"People really get distracted when they're on their phone," said Tia Goodwater.
MORE: 9NEWS NOW's Great Hang Up Campaign
But admit it. We've all done it before.
Roger Sullivan said, "I feel a need to see what's happening in my other world when i'm driving so it is a temptation."
"Yes, I have and it's dangerous because i have a kid and i shouldn't be doing it," admitted Sherreen Tolliver.
"It's going to be difficult to enforce."
Maryland's State Police Superintendent said people often hide their phones. A recent study said that's the cause of a number of car crashes. However, another challenge in Maryland is that the new law is a secondary offense. That means an officer can only pull you over if you're caught violating another law.
"A law enforcement officer may see someone driving in a reckless manner, speeding, or doing something that is in violation of the law and then when they get into traffic stop itself they see that the driver was operating a cell phone," explained Col. Terrance Sheridan.
Police said the law is about changing people's behaviors but it takes time. They have, however, seen some success after last year's ban on texting.
MORE: Hands Free Devices: Decoding The Technology
New highway signs will help drill home the message, but according to AAA Mid-Atlantic there's still a risk. "Reality is, you are 3 times more likely to be involved in a crash if you are driving and talking on a cell phone," said Ragina Averella.
Driver Bill Edwards agreed saying, "People just have no concern I don't care about them but they have no concern for other people. So no phones...outlawed - no problem. If you have an emergency pull over."

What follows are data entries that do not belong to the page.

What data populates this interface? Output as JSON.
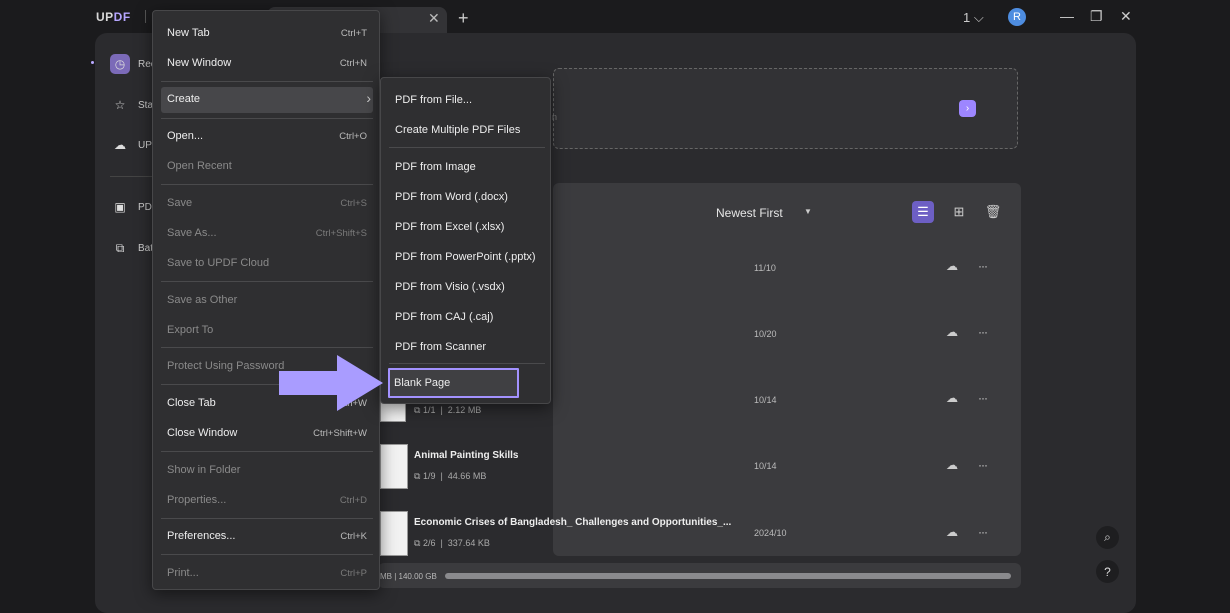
{
  "titlebar": {
    "logo_up": "UP",
    "logo_df": "DF",
    "close_tab": "✕",
    "new_tab": "+",
    "window_count": "1",
    "avatar_letter": "R"
  },
  "sidebar": {
    "items": [
      {
        "label": "Rece",
        "icon": "clock-icon"
      },
      {
        "label": "Star",
        "icon": "star-icon"
      },
      {
        "label": "UPD",
        "icon": "cloud-icon"
      },
      {
        "label": "PDF",
        "icon": "toolbox-icon"
      },
      {
        "label": "Batc",
        "icon": "batch-icon"
      }
    ]
  },
  "dropzone": {
    "hint": "n",
    "button": "›"
  },
  "files": {
    "sort_label": "Newest First",
    "rows": [
      {
        "name": "",
        "pages": "",
        "size": "",
        "date": "11/10"
      },
      {
        "name": "",
        "pages": "",
        "size": "",
        "date": "10/20"
      },
      {
        "name": "",
        "pages": "1/1",
        "size": "2.12 MB",
        "date": "10/14"
      },
      {
        "name": "Animal Painting Skills",
        "pages": "1/9",
        "size": "44.66 MB",
        "date": "10/14"
      },
      {
        "name": "Economic Crises of Bangladesh_ Challenges and Opportunities_...",
        "pages": "2/6",
        "size": "337.64 KB",
        "date": "2024/10"
      }
    ]
  },
  "storage": {
    "text": "MB | 140.00 GB"
  },
  "file_menu": {
    "items": [
      {
        "label": "New Tab",
        "shortcut": "Ctrl+T",
        "disabled": false
      },
      {
        "label": "New Window",
        "shortcut": "Ctrl+N",
        "disabled": false
      },
      {
        "label": "Create",
        "shortcut": "",
        "disabled": false
      },
      {
        "label": "Open...",
        "shortcut": "Ctrl+O",
        "disabled": false
      },
      {
        "label": "Open Recent",
        "shortcut": "",
        "disabled": true
      },
      {
        "label": "Save",
        "shortcut": "Ctrl+S",
        "disabled": true
      },
      {
        "label": "Save As...",
        "shortcut": "Ctrl+Shift+S",
        "disabled": true
      },
      {
        "label": "Save to UPDF Cloud",
        "shortcut": "",
        "disabled": true
      },
      {
        "label": "Save as Other",
        "shortcut": "",
        "disabled": true
      },
      {
        "label": "Export To",
        "shortcut": "",
        "disabled": true
      },
      {
        "label": "Protect Using Password",
        "shortcut": "",
        "disabled": true
      },
      {
        "label": "Close Tab",
        "shortcut": "Ctrl+W",
        "disabled": false
      },
      {
        "label": "Close Window",
        "shortcut": "Ctrl+Shift+W",
        "disabled": false
      },
      {
        "label": "Show in Folder",
        "shortcut": "",
        "disabled": true
      },
      {
        "label": "Properties...",
        "shortcut": "Ctrl+D",
        "disabled": true
      },
      {
        "label": "Preferences...",
        "shortcut": "Ctrl+K",
        "disabled": false
      },
      {
        "label": "Print...",
        "shortcut": "Ctrl+P",
        "disabled": true
      }
    ]
  },
  "create_submenu": {
    "items": [
      "PDF from File...",
      "Create Multiple PDF Files",
      "PDF from Image",
      "PDF from Word (.docx)",
      "PDF from Excel (.xlsx)",
      "PDF from PowerPoint (.pptx)",
      "PDF from Visio (.vsdx)",
      "PDF from CAJ (.caj)",
      "PDF from Scanner",
      "Blank Page"
    ]
  },
  "colors": {
    "accent": "#a392ff",
    "arrow": "#a99cff",
    "menu_bg": "#2f2f31",
    "app_bg": "#2b2b2e"
  }
}
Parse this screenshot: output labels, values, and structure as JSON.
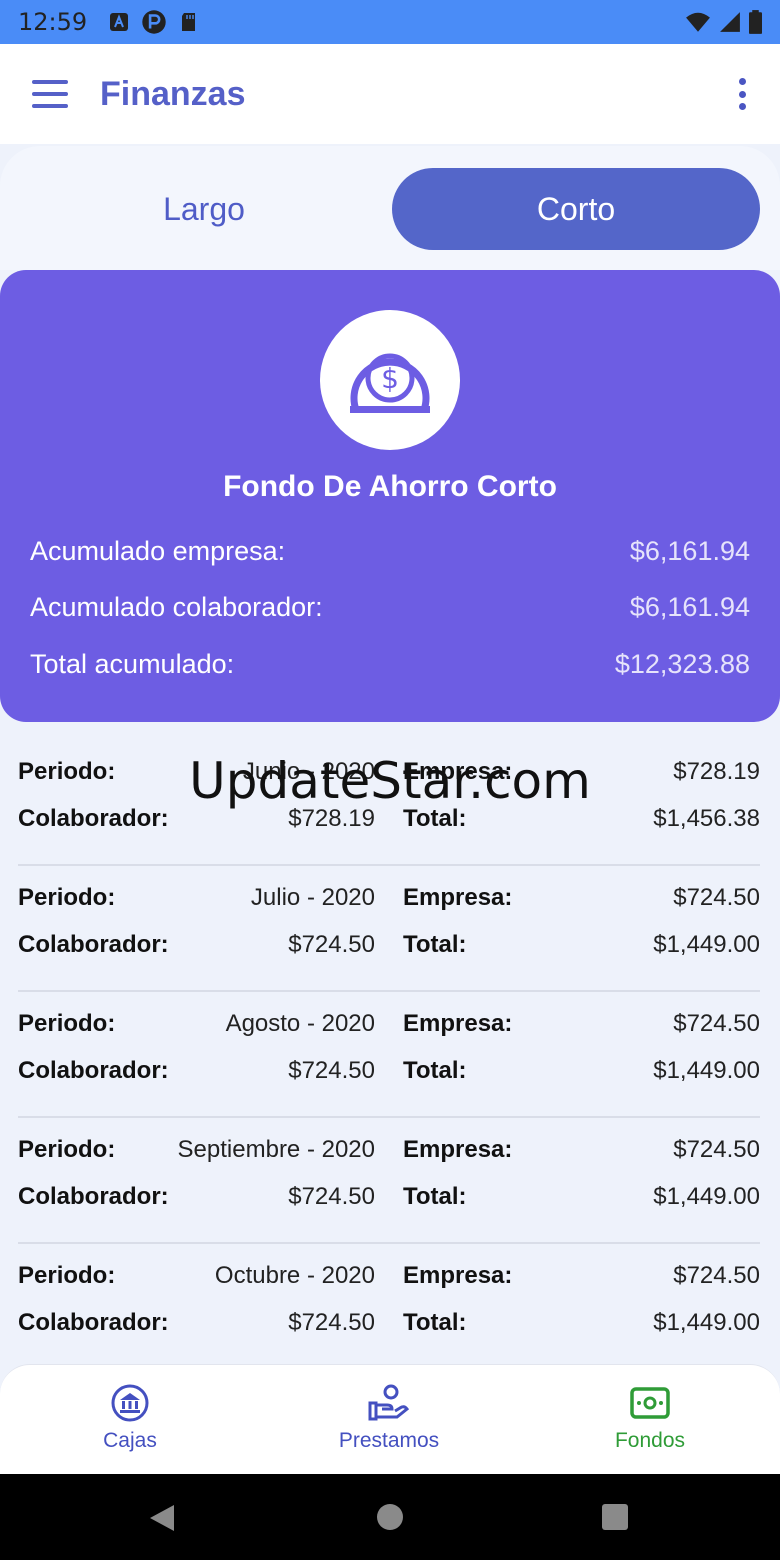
{
  "status_bar": {
    "time": "12:59",
    "left_icons": [
      "a-icon",
      "p-icon",
      "sd-card-icon"
    ],
    "right_icons": [
      "wifi-icon",
      "signal-icon",
      "battery-icon"
    ]
  },
  "app_bar": {
    "title": "Finanzas"
  },
  "tabs": [
    {
      "label": "Largo",
      "active": false
    },
    {
      "label": "Corto",
      "active": true
    }
  ],
  "summary": {
    "icon": "coin-icon",
    "title": "Fondo De Ahorro Corto",
    "rows": [
      {
        "label": "Acumulado empresa:",
        "value": "$6,161.94"
      },
      {
        "label": "Acumulado colaborador:",
        "value": "$6,161.94"
      },
      {
        "label": "Total acumulado:",
        "value": "$12,323.88"
      }
    ]
  },
  "labels": {
    "periodo": "Periodo:",
    "empresa": "Empresa:",
    "colaborador": "Colaborador:",
    "total": "Total:"
  },
  "records": [
    {
      "periodo": "Junio - 2020",
      "empresa": "$728.19",
      "colaborador": "$728.19",
      "total": "$1,456.38"
    },
    {
      "periodo": "Julio - 2020",
      "empresa": "$724.50",
      "colaborador": "$724.50",
      "total": "$1,449.00"
    },
    {
      "periodo": "Agosto - 2020",
      "empresa": "$724.50",
      "colaborador": "$724.50",
      "total": "$1,449.00"
    },
    {
      "periodo": "Septiembre - 2020",
      "empresa": "$724.50",
      "colaborador": "$724.50",
      "total": "$1,449.00"
    },
    {
      "periodo": "Octubre - 2020",
      "empresa": "$724.50",
      "colaborador": "$724.50",
      "total": "$1,449.00"
    }
  ],
  "watermark": "UpdateStar.com",
  "bottom_nav": [
    {
      "label": "Cajas",
      "icon": "bank-icon",
      "active": false,
      "color": "#4450c0"
    },
    {
      "label": "Prestamos",
      "icon": "hand-coin-icon",
      "active": false,
      "color": "#4450c0"
    },
    {
      "label": "Fondos",
      "icon": "cash-icon",
      "active": true,
      "color": "#2f9c37"
    }
  ],
  "colors": {
    "status_bar": "#4a8cf7",
    "accent": "#5560c8",
    "card": "#6d5de3",
    "active_tab": "#5466c9",
    "active_nav": "#2f9c37"
  }
}
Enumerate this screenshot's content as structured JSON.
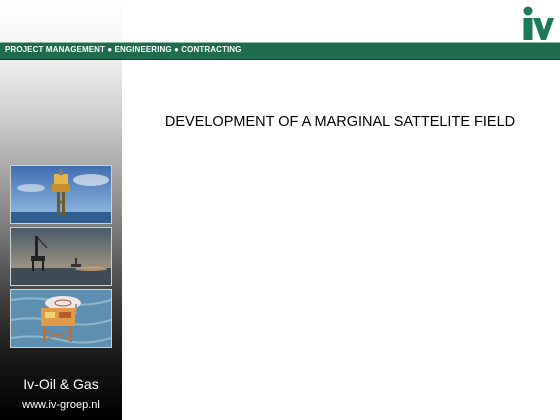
{
  "header": {
    "tagline": "PROJECT MANAGEMENT ● ENGINEERING ● CONTRACTING"
  },
  "slide": {
    "title": "DEVELOPMENT OF A MARGINAL SATTELITE FIELD"
  },
  "sidebar": {
    "company": "Iv-Oil & Gas",
    "website": "www.iv-groep.nl"
  },
  "colors": {
    "brand_green": "#1f6b4d",
    "logo_green": "#1b7a55"
  },
  "images": [
    {
      "name": "offshore-platform-blue-sky-photo"
    },
    {
      "name": "offshore-rig-at-sunset-photo"
    },
    {
      "name": "offshore-platform-with-helideck-photo"
    }
  ]
}
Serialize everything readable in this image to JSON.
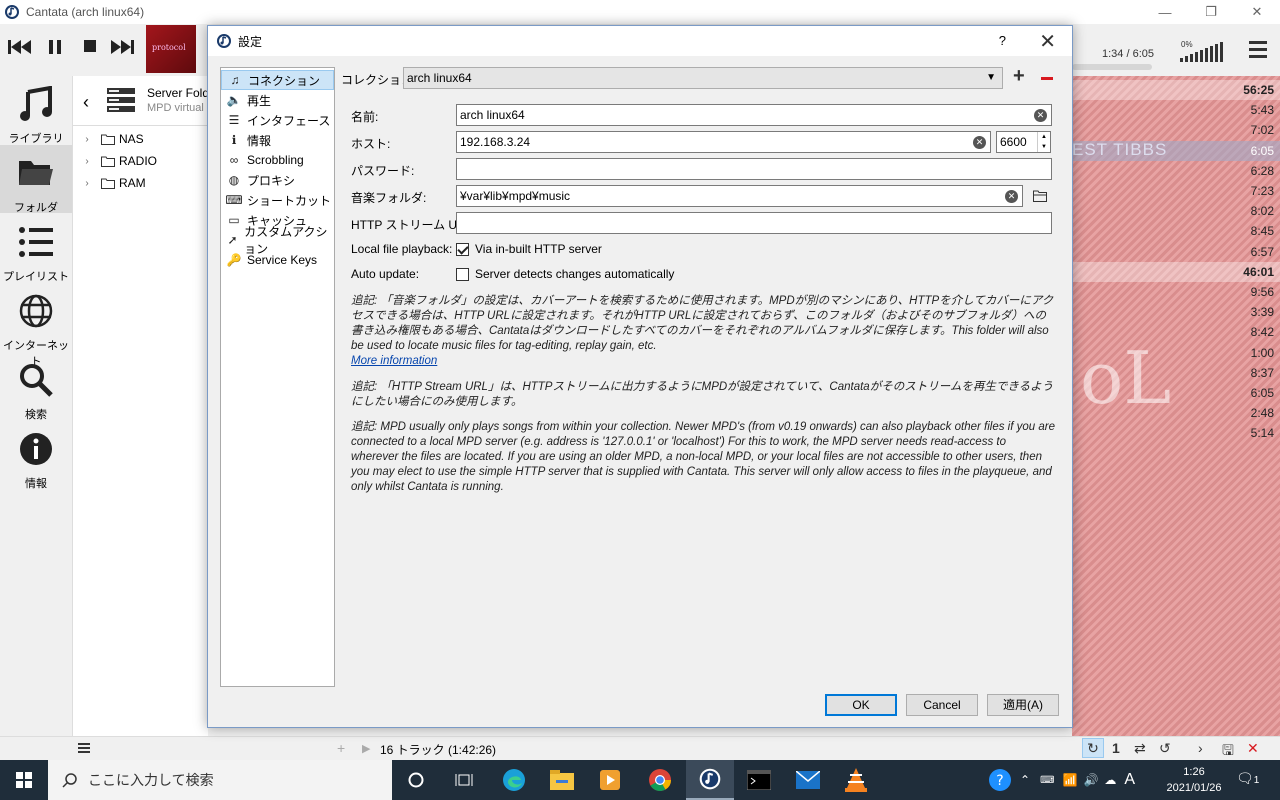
{
  "window": {
    "title": "Cantata (arch linux64)",
    "controls": [
      "—",
      "❐",
      "✕"
    ]
  },
  "player": {
    "cover_text": "protocol",
    "time": "1:34 / 6:05",
    "volume_percent": "0%"
  },
  "sidebar": {
    "items": [
      {
        "label": "ライブラリ",
        "icon": "music-note-icon"
      },
      {
        "label": "フォルダ",
        "icon": "folder-icon"
      },
      {
        "label": "プレイリスト",
        "icon": "playlist-icon"
      },
      {
        "label": "インターネット",
        "icon": "globe-icon"
      },
      {
        "label": "検索",
        "icon": "search-icon"
      },
      {
        "label": "情報",
        "icon": "info-icon"
      }
    ]
  },
  "browser": {
    "title": "Server Folde",
    "subtitle": "MPD virtual",
    "folders": [
      "NAS",
      "RADIO",
      "RAM"
    ]
  },
  "playlist": {
    "rows": [
      {
        "text": "56:25",
        "style": "bold"
      },
      {
        "text": "5:43",
        "style": ""
      },
      {
        "text": "7:02",
        "style": ""
      },
      {
        "text": "6:05",
        "style": "hl"
      },
      {
        "text": "6:28",
        "style": ""
      },
      {
        "text": "7:23",
        "style": ""
      },
      {
        "text": "8:02",
        "style": ""
      },
      {
        "text": "8:45",
        "style": ""
      },
      {
        "text": "6:57",
        "style": ""
      },
      {
        "text": "46:01",
        "style": "bold"
      },
      {
        "text": "9:56",
        "style": ""
      },
      {
        "text": "3:39",
        "style": ""
      },
      {
        "text": "8:42",
        "style": ""
      },
      {
        "text": "1:00",
        "style": ""
      },
      {
        "text": "8:37",
        "style": ""
      },
      {
        "text": "6:05",
        "style": ""
      },
      {
        "text": "2:48",
        "style": ""
      },
      {
        "text": "5:14",
        "style": ""
      }
    ],
    "highlight_text": "EST TIBBS",
    "watermark": "oL"
  },
  "bottom_bar": {
    "track_info": "16 トラック (1:42:26)",
    "repeat_count": "1"
  },
  "dialog": {
    "title": "設定",
    "help": "?",
    "nav": [
      {
        "label": "コネクション",
        "icon": "♫",
        "selected": true
      },
      {
        "label": "再生",
        "icon": "🔈"
      },
      {
        "label": "インタフェース",
        "icon": "☰"
      },
      {
        "label": "情報",
        "icon": "ℹ"
      },
      {
        "label": "Scrobbling",
        "icon": "∞"
      },
      {
        "label": "プロキシ",
        "icon": "◍"
      },
      {
        "label": "ショートカット",
        "icon": "⌨"
      },
      {
        "label": "キャッシュ",
        "icon": "▭"
      },
      {
        "label": "カスタムアクション",
        "icon": "➚"
      },
      {
        "label": "Service Keys",
        "icon": "🔑"
      }
    ],
    "collection_label": "コレクション:",
    "collection_value": "arch linux64",
    "name_label": "名前:",
    "name_value": "arch linux64",
    "host_label": "ホスト:",
    "host_value": "192.168.3.24",
    "port_value": "6600",
    "password_label": "パスワード:",
    "password_value": "",
    "music_folder_label": "音楽フォルダ:",
    "music_folder_value": "¥var¥lib¥mpd¥music",
    "http_url_label": "HTTP ストリーム URL:",
    "http_url_value": "",
    "local_playback_label": "Local file playback:",
    "local_playback_option": "Via in-built HTTP server",
    "local_playback_checked": true,
    "auto_update_label": "Auto update:",
    "auto_update_option": "Server detects changes automatically",
    "auto_update_checked": false,
    "note1": "追記: 「音楽フォルダ」の設定は、カバーアートを検索するために使用されます。MPDが別のマシンにあり、HTTPを介してカバーにアクセスできる場合は、HTTP URLに設定されます。それがHTTP URLに設定されておらず、このフォルダ（およびそのサブフォルダ）への書き込み権限もある場合、Cantataはダウンロードしたすべてのカバーをそれぞれのアルバムフォルダに保存します。This folder will also be used to locate music files for tag-editing, replay gain, etc.",
    "note1_link": "More information",
    "note2": "追記: 「HTTP Stream URL」は、HTTPストリームに出力するようにMPDが設定されていて、Cantataがそのストリームを再生できるようにしたい場合にのみ使用します。",
    "note3": "追記: MPD usually only plays songs from within your collection. Newer MPD's (from v0.19 onwards) can also playback other files if you are connected to a local MPD server (e.g. address is '127.0.0.1' or 'localhost') For this to work, the MPD server needs read-access to wherever the files are located. If you are using an older MPD, a non-local MPD, or your local files are not accessible to other users, then you may elect to use the simple HTTP server that is supplied with Cantata. This server will only allow access to files in the playqueue, and only whilst Cantata is running.",
    "buttons": {
      "ok": "OK",
      "cancel": "Cancel",
      "apply": "適用(A)"
    }
  },
  "taskbar": {
    "search_placeholder": "ここに入力して検索",
    "time": "1:26",
    "date": "2021/01/26",
    "ime": "A",
    "notification_count": "1"
  }
}
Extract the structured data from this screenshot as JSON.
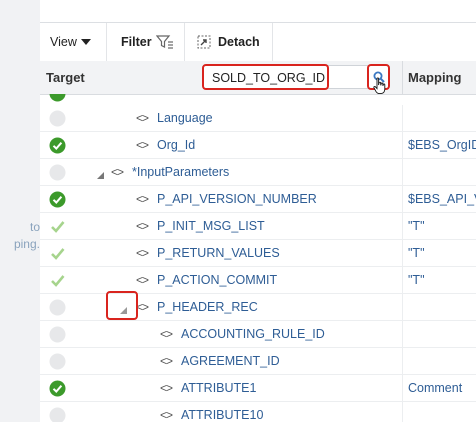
{
  "left_pane": {
    "text_line1": "to",
    "text_line2": "ping."
  },
  "toolbar": {
    "view_label": "View",
    "filter_label": "Filter",
    "detach_label": "Detach"
  },
  "header": {
    "target_label": "Target",
    "mapping_label": "Mapping",
    "search_value": "SOLD_TO_ORG_ID"
  },
  "rows": [
    {
      "status": "none",
      "name": "Language",
      "mapping": ""
    },
    {
      "status": "green-check",
      "name": "Org_Id",
      "mapping": "$EBS_OrgID"
    },
    {
      "status": "none",
      "name": "*InputParameters",
      "mapping": ""
    },
    {
      "status": "green-check",
      "name": "P_API_VERSION_NUMBER",
      "mapping": "$EBS_API_V"
    },
    {
      "status": "light-check",
      "name": "P_INIT_MSG_LIST",
      "mapping": "\"T\""
    },
    {
      "status": "light-check",
      "name": "P_RETURN_VALUES",
      "mapping": "\"T\""
    },
    {
      "status": "light-check",
      "name": "P_ACTION_COMMIT",
      "mapping": "\"T\""
    },
    {
      "status": "none",
      "name": "P_HEADER_REC",
      "mapping": ""
    },
    {
      "status": "none",
      "name": "ACCOUNTING_RULE_ID",
      "mapping": ""
    },
    {
      "status": "none",
      "name": "AGREEMENT_ID",
      "mapping": ""
    },
    {
      "status": "green-check",
      "name": "ATTRIBUTE1",
      "mapping": "Comment"
    },
    {
      "status": "none",
      "name": "ATTRIBUTE10",
      "mapping": ""
    }
  ],
  "colors": {
    "accent_blue": "#2e5d95",
    "check_green": "#3c9a2b",
    "highlight_red": "#d9241e"
  }
}
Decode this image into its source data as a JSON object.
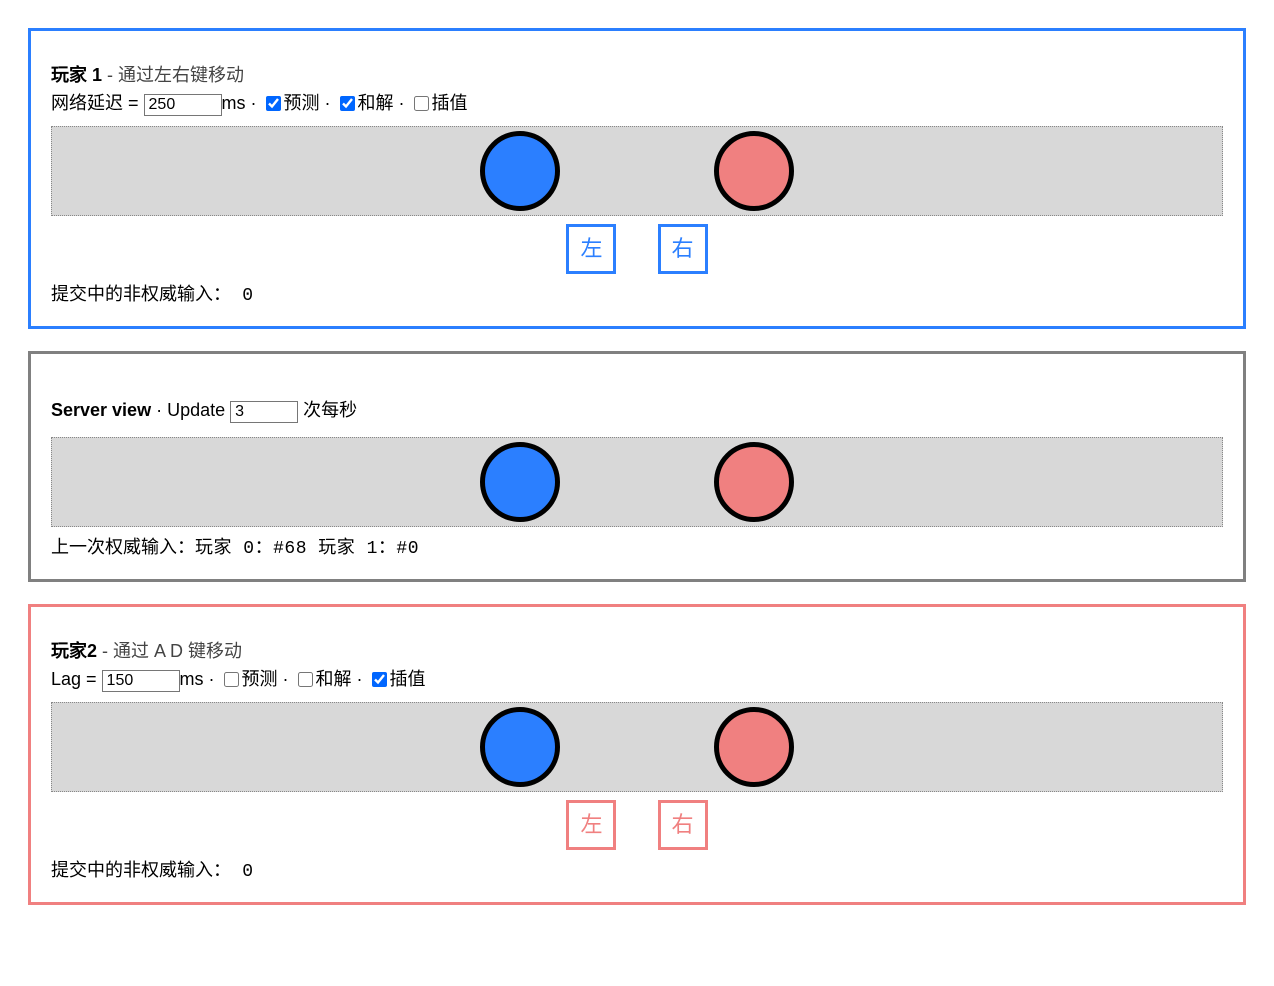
{
  "player1": {
    "title": "玩家 1",
    "subtitle": " - 通过左右键移动",
    "lagLabel": "网络延迟 = ",
    "lagValue": "250",
    "lagUnit": "ms",
    "dot": " · ",
    "predictLabel": "预测",
    "predictChecked": true,
    "reconcileLabel": "和解",
    "reconcileChecked": true,
    "interpLabel": "插值",
    "interpChecked": false,
    "leftBtn": "左",
    "rightBtn": "右",
    "statusLabel": "提交中的非权威输入：",
    "statusValue": " 0",
    "ballBlueX": 40,
    "ballPinkX": 60
  },
  "server": {
    "title": "Server view",
    "dot": " · ",
    "updateLabel": "Update ",
    "updateValue": "3",
    "updateUnit": " 次每秒",
    "statusPrefix": "上一次权威输入：",
    "statusText": "玩家 0：#68 玩家 1：#0",
    "ballBlueX": 40,
    "ballPinkX": 60
  },
  "player2": {
    "title": "玩家2",
    "subtitle": " - 通过 A D 键移动",
    "lagLabel": "Lag = ",
    "lagValue": "150",
    "lagUnit": "ms",
    "dot": " · ",
    "predictLabel": "预测",
    "predictChecked": false,
    "reconcileLabel": "和解",
    "reconcileChecked": false,
    "interpLabel": "插值",
    "interpChecked": true,
    "leftBtn": "左",
    "rightBtn": "右",
    "statusLabel": "提交中的非权威输入：",
    "statusValue": " 0",
    "ballBlueX": 40,
    "ballPinkX": 60
  }
}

There are exceptions to the new law: dialing 911 and initiating or hanging up on a phone call.
Written by Delia Gonçalves
9NEWS NOW & wusa9.com